— What you will do —
What lines of the data below hold the string "GBPJPY"? Copy each one out.

— Given data —
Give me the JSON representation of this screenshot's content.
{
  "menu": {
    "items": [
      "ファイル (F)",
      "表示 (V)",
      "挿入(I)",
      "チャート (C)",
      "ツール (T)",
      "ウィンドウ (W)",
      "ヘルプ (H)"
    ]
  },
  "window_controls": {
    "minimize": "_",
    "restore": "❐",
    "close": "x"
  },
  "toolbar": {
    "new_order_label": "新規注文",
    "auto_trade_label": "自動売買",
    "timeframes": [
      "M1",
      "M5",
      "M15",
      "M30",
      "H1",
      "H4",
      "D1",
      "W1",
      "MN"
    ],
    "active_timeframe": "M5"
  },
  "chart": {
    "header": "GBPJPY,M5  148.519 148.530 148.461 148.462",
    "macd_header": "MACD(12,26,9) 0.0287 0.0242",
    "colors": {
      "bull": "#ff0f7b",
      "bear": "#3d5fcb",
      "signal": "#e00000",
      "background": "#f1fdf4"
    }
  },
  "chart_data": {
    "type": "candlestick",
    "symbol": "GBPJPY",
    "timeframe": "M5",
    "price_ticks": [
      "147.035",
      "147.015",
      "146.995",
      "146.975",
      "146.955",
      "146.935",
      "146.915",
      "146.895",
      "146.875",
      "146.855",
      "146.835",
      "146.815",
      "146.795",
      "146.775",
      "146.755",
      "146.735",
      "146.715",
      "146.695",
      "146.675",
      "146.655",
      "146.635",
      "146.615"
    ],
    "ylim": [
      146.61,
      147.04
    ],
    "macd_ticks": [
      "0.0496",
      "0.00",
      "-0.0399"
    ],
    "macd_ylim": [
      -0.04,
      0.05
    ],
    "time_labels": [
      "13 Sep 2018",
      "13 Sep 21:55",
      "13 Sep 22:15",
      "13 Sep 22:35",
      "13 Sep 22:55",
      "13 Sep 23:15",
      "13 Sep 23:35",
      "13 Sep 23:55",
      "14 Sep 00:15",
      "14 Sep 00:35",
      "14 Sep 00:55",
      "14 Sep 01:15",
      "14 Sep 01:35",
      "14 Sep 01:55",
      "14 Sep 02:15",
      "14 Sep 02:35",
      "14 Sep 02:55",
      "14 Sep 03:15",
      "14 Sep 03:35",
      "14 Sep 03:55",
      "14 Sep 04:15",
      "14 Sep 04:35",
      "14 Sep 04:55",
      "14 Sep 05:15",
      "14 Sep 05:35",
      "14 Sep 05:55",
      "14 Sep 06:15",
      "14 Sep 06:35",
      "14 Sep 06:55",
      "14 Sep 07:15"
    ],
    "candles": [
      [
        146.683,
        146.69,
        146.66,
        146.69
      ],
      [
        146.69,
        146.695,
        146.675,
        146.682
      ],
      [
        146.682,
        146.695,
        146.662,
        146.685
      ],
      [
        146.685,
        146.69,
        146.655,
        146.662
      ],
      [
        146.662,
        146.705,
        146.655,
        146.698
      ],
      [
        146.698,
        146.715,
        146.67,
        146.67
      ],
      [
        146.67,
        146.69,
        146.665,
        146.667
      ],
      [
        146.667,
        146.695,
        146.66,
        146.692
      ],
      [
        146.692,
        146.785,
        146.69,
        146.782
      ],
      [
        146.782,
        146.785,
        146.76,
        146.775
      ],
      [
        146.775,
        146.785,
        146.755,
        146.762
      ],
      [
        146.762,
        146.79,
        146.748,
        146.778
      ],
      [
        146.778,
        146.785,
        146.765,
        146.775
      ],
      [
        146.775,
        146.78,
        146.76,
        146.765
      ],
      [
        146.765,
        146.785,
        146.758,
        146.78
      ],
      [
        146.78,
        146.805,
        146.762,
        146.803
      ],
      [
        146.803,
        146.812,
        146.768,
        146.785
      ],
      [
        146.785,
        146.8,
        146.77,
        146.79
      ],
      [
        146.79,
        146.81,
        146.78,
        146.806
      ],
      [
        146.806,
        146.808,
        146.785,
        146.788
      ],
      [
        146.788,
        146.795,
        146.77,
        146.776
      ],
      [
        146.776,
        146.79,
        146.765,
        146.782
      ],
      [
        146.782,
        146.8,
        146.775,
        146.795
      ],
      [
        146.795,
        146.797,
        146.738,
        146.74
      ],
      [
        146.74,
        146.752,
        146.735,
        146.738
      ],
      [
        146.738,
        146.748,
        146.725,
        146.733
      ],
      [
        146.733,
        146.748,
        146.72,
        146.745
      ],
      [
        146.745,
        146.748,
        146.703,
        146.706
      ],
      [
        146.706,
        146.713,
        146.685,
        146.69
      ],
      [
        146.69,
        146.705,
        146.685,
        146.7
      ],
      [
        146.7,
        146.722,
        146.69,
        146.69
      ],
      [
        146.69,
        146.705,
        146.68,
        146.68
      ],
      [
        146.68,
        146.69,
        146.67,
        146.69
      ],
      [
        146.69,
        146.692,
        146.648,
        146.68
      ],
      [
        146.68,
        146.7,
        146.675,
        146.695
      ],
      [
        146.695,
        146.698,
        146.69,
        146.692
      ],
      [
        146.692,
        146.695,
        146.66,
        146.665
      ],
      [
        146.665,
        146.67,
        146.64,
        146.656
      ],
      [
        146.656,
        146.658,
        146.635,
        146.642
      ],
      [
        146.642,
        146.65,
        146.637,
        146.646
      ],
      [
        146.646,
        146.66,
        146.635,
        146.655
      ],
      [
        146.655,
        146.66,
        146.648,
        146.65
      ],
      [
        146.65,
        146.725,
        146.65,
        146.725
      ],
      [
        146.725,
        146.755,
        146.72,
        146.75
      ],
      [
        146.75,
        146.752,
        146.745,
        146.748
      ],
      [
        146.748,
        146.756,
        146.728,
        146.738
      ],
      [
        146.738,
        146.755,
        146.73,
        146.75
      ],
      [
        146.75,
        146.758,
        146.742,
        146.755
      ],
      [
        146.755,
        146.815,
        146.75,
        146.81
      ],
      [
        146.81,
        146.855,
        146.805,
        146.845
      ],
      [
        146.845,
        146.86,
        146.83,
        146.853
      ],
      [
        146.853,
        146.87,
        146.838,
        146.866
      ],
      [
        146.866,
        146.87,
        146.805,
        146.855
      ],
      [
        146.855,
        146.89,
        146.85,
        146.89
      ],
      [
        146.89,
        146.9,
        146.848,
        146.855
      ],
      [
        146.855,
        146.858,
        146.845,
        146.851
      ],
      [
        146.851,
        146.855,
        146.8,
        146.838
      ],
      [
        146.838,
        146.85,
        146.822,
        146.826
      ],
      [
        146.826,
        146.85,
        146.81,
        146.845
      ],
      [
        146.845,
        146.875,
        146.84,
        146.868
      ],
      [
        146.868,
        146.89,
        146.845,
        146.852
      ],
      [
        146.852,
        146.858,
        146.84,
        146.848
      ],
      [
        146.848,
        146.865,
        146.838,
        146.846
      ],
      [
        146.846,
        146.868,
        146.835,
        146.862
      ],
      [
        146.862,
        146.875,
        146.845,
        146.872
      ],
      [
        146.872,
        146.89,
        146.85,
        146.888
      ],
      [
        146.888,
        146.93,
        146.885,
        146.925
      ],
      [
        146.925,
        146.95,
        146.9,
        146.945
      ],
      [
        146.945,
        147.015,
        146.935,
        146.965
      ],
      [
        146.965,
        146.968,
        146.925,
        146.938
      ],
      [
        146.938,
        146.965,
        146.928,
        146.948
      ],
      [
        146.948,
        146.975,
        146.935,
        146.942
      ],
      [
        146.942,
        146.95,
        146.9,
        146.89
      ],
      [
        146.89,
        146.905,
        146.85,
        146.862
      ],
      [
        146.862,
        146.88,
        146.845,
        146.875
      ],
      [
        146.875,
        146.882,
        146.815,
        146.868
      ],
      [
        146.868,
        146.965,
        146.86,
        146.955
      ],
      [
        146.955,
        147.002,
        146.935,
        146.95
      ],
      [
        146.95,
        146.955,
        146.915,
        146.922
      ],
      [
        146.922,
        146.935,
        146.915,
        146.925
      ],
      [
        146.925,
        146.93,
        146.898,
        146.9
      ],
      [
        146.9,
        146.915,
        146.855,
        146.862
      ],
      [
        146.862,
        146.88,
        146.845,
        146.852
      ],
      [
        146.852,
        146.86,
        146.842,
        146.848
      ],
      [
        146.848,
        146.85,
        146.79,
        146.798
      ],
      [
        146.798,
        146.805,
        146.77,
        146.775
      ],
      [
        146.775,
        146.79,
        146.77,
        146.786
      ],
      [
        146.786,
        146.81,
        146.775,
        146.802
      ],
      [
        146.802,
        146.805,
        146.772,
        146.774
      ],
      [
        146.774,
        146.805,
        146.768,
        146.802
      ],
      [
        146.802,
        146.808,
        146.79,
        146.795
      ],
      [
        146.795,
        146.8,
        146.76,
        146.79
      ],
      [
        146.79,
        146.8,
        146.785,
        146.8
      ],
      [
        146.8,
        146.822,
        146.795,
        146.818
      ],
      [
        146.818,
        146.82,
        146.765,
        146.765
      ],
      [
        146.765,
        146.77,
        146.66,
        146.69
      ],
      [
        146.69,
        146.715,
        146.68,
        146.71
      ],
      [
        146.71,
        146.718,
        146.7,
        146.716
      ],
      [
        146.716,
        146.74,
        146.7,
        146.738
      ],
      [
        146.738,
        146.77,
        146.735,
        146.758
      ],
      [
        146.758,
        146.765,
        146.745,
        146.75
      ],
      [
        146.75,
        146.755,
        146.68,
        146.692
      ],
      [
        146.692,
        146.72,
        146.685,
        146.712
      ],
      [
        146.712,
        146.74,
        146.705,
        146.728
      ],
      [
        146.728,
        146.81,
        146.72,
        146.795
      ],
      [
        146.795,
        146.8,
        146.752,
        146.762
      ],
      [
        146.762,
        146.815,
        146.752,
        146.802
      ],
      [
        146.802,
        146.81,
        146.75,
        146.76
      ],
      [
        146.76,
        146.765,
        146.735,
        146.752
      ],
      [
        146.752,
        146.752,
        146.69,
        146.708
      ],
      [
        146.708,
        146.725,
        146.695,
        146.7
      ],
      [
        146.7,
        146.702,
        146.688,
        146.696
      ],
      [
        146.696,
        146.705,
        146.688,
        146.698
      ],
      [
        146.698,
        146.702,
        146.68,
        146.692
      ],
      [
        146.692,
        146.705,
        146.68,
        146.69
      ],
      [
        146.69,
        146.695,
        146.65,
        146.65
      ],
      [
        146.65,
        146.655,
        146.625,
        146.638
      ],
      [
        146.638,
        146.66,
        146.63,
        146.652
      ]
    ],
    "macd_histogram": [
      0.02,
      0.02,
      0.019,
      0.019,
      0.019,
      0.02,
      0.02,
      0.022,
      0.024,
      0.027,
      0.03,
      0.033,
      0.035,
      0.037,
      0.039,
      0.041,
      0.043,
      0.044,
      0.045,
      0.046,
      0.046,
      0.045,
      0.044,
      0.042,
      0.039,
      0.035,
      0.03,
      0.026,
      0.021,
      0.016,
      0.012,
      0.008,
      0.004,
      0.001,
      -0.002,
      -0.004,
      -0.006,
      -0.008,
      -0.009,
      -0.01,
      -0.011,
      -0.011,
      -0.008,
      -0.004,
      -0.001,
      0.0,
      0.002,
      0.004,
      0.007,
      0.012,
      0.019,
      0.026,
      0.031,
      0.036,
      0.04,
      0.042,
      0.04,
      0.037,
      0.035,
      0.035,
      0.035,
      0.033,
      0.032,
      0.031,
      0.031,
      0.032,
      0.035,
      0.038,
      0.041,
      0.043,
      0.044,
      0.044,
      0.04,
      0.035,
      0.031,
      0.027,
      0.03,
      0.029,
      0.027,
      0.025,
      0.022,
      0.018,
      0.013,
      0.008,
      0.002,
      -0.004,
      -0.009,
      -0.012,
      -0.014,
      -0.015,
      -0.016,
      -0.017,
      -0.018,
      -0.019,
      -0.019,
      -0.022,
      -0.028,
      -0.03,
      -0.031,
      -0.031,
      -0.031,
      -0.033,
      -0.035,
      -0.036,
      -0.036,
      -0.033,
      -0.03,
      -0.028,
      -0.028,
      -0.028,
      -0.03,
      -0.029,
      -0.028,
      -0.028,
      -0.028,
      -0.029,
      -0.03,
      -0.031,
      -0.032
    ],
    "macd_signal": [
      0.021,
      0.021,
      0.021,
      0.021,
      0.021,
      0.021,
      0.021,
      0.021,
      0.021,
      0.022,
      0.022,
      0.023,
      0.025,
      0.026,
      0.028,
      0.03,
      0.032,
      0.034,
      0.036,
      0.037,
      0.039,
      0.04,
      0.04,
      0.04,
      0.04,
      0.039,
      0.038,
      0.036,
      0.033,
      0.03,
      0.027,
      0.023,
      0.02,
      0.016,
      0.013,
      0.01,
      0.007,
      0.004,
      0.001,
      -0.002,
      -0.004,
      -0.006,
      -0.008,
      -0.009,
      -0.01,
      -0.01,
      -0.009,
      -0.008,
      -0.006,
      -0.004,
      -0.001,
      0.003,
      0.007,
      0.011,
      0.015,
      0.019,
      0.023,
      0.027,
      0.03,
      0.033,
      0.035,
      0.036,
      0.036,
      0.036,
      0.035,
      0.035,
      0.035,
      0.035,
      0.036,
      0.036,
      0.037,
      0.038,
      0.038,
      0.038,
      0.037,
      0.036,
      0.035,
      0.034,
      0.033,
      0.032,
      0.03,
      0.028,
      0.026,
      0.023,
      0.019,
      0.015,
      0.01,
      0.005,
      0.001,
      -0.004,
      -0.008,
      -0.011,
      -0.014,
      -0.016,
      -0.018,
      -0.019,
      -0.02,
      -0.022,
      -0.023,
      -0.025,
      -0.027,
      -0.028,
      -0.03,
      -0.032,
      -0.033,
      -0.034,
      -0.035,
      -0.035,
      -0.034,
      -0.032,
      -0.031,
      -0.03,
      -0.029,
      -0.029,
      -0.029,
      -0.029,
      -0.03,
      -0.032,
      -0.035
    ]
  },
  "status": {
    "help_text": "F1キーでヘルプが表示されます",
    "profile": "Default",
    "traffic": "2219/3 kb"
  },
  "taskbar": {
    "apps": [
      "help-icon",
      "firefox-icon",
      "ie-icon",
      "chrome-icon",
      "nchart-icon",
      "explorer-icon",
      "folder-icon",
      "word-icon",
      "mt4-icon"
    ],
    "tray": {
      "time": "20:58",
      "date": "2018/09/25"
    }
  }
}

— Answer section —
    "header": "GBPJPY,M5  148.519 148.530 148.461 148.462",
    "symbol": "GBPJPY",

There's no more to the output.